Task brief:
Except for the pictures, output the records in full and exactly.

——

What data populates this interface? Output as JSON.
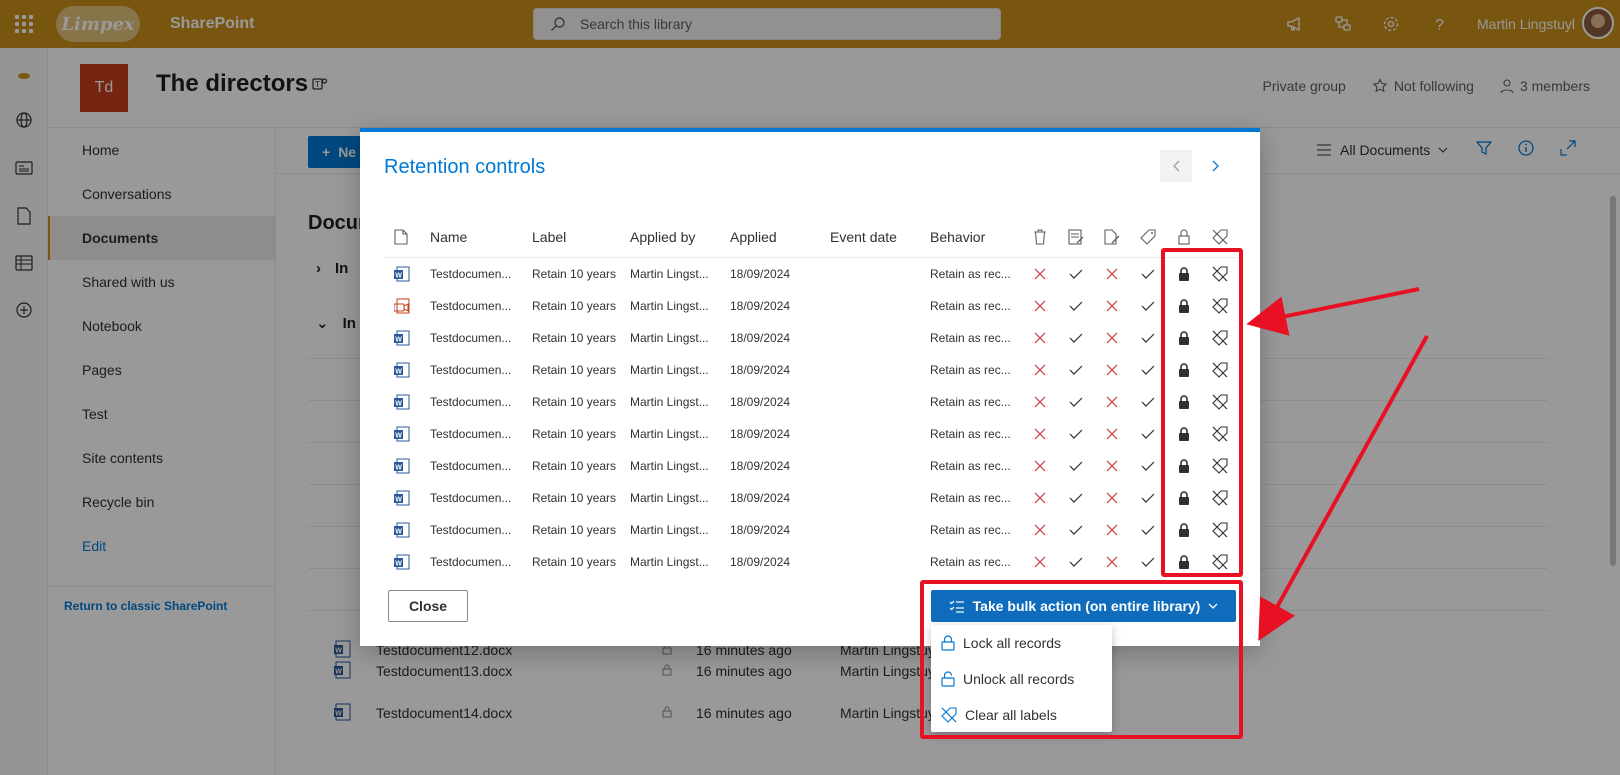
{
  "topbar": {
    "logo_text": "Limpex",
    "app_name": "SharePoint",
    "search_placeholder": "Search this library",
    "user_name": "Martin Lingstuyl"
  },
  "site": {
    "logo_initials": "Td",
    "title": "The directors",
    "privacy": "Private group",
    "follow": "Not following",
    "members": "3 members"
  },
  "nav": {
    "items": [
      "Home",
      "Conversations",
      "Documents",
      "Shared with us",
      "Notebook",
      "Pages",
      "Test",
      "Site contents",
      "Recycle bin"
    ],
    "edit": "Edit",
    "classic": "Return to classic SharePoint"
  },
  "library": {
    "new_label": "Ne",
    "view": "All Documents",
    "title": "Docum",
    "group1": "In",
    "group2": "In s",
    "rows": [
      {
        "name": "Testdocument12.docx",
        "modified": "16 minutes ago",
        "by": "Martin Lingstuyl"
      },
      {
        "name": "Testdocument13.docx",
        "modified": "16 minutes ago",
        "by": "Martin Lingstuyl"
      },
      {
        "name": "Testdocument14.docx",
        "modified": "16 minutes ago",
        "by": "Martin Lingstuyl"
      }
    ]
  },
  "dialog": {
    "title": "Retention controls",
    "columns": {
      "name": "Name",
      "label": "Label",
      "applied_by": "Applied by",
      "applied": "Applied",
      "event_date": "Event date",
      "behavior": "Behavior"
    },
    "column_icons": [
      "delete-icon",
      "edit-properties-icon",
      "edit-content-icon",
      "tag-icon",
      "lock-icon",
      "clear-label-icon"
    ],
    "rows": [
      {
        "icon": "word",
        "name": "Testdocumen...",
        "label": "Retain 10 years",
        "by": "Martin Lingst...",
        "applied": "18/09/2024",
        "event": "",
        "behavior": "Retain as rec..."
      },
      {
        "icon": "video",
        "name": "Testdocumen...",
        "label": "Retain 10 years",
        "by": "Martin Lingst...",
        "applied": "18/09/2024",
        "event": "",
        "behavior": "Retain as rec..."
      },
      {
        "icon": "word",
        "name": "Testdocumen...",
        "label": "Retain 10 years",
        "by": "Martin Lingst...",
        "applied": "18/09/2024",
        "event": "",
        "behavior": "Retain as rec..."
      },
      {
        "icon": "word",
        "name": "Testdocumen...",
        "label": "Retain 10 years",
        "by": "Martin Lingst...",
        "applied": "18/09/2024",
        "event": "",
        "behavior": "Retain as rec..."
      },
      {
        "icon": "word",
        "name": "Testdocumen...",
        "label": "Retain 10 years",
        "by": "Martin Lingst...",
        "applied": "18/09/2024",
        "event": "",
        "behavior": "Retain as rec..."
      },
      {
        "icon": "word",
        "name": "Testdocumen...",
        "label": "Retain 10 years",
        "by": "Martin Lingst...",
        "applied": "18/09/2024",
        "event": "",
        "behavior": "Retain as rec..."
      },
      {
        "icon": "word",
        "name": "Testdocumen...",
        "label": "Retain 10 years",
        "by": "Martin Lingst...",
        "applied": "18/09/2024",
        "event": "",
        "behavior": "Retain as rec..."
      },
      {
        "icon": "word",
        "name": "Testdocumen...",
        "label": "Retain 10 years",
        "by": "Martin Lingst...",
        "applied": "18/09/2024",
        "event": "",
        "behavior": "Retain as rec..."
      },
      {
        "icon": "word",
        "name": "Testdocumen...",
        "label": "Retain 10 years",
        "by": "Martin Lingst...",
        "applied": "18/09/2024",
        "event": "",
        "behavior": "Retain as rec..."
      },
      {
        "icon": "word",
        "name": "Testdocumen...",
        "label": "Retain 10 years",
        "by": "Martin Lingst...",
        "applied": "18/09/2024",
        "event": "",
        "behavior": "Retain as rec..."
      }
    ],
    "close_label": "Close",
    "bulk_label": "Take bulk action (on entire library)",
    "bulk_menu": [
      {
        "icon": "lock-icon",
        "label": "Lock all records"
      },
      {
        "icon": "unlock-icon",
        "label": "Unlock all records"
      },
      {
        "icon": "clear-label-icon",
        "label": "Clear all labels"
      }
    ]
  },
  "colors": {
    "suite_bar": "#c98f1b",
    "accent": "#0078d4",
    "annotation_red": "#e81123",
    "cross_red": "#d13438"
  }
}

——

Solution for this problem:
What data populates this interface? Output as JSON.
{
  "topbar": {
    "logo_text": "Limpex",
    "app_name": "SharePoint",
    "search_placeholder": "Search this library",
    "user_name": "Martin Lingstuyl"
  },
  "site": {
    "logo_initials": "Td",
    "title": "The directors",
    "privacy": "Private group",
    "follow": "Not following",
    "members": "3 members"
  },
  "nav": {
    "items": [
      "Home",
      "Conversations",
      "Documents",
      "Shared with us",
      "Notebook",
      "Pages",
      "Test",
      "Site contents",
      "Recycle bin"
    ],
    "edit": "Edit",
    "classic": "Return to classic SharePoint"
  },
  "library": {
    "new_label": "Ne",
    "view": "All Documents",
    "title": "Docum",
    "group1": "In",
    "group2": "In s",
    "rows": [
      {
        "name": "Testdocument12.docx",
        "modified": "16 minutes ago",
        "by": "Martin Lingstuyl"
      },
      {
        "name": "Testdocument13.docx",
        "modified": "16 minutes ago",
        "by": "Martin Lingstuyl"
      },
      {
        "name": "Testdocument14.docx",
        "modified": "16 minutes ago",
        "by": "Martin Lingstuyl"
      }
    ]
  },
  "dialog": {
    "title": "Retention controls",
    "columns": {
      "name": "Name",
      "label": "Label",
      "applied_by": "Applied by",
      "applied": "Applied",
      "event_date": "Event date",
      "behavior": "Behavior"
    },
    "column_icons": [
      "delete-icon",
      "edit-properties-icon",
      "edit-content-icon",
      "tag-icon",
      "lock-icon",
      "clear-label-icon"
    ],
    "rows": [
      {
        "icon": "word",
        "name": "Testdocumen...",
        "label": "Retain 10 years",
        "by": "Martin Lingst...",
        "applied": "18/09/2024",
        "event": "",
        "behavior": "Retain as rec..."
      },
      {
        "icon": "video",
        "name": "Testdocumen...",
        "label": "Retain 10 years",
        "by": "Martin Lingst...",
        "applied": "18/09/2024",
        "event": "",
        "behavior": "Retain as rec..."
      },
      {
        "icon": "word",
        "name": "Testdocumen...",
        "label": "Retain 10 years",
        "by": "Martin Lingst...",
        "applied": "18/09/2024",
        "event": "",
        "behavior": "Retain as rec..."
      },
      {
        "icon": "word",
        "name": "Testdocumen...",
        "label": "Retain 10 years",
        "by": "Martin Lingst...",
        "applied": "18/09/2024",
        "event": "",
        "behavior": "Retain as rec..."
      },
      {
        "icon": "word",
        "name": "Testdocumen...",
        "label": "Retain 10 years",
        "by": "Martin Lingst...",
        "applied": "18/09/2024",
        "event": "",
        "behavior": "Retain as rec..."
      },
      {
        "icon": "word",
        "name": "Testdocumen...",
        "label": "Retain 10 years",
        "by": "Martin Lingst...",
        "applied": "18/09/2024",
        "event": "",
        "behavior": "Retain as rec..."
      },
      {
        "icon": "word",
        "name": "Testdocumen...",
        "label": "Retain 10 years",
        "by": "Martin Lingst...",
        "applied": "18/09/2024",
        "event": "",
        "behavior": "Retain as rec..."
      },
      {
        "icon": "word",
        "name": "Testdocumen...",
        "label": "Retain 10 years",
        "by": "Martin Lingst...",
        "applied": "18/09/2024",
        "event": "",
        "behavior": "Retain as rec..."
      },
      {
        "icon": "word",
        "name": "Testdocumen...",
        "label": "Retain 10 years",
        "by": "Martin Lingst...",
        "applied": "18/09/2024",
        "event": "",
        "behavior": "Retain as rec..."
      },
      {
        "icon": "word",
        "name": "Testdocumen...",
        "label": "Retain 10 years",
        "by": "Martin Lingst...",
        "applied": "18/09/2024",
        "event": "",
        "behavior": "Retain as rec..."
      }
    ],
    "close_label": "Close",
    "bulk_label": "Take bulk action (on entire library)",
    "bulk_menu": [
      {
        "icon": "lock-icon",
        "label": "Lock all records"
      },
      {
        "icon": "unlock-icon",
        "label": "Unlock all records"
      },
      {
        "icon": "clear-label-icon",
        "label": "Clear all labels"
      }
    ]
  },
  "colors": {
    "suite_bar": "#c98f1b",
    "accent": "#0078d4",
    "annotation_red": "#e81123",
    "cross_red": "#d13438"
  }
}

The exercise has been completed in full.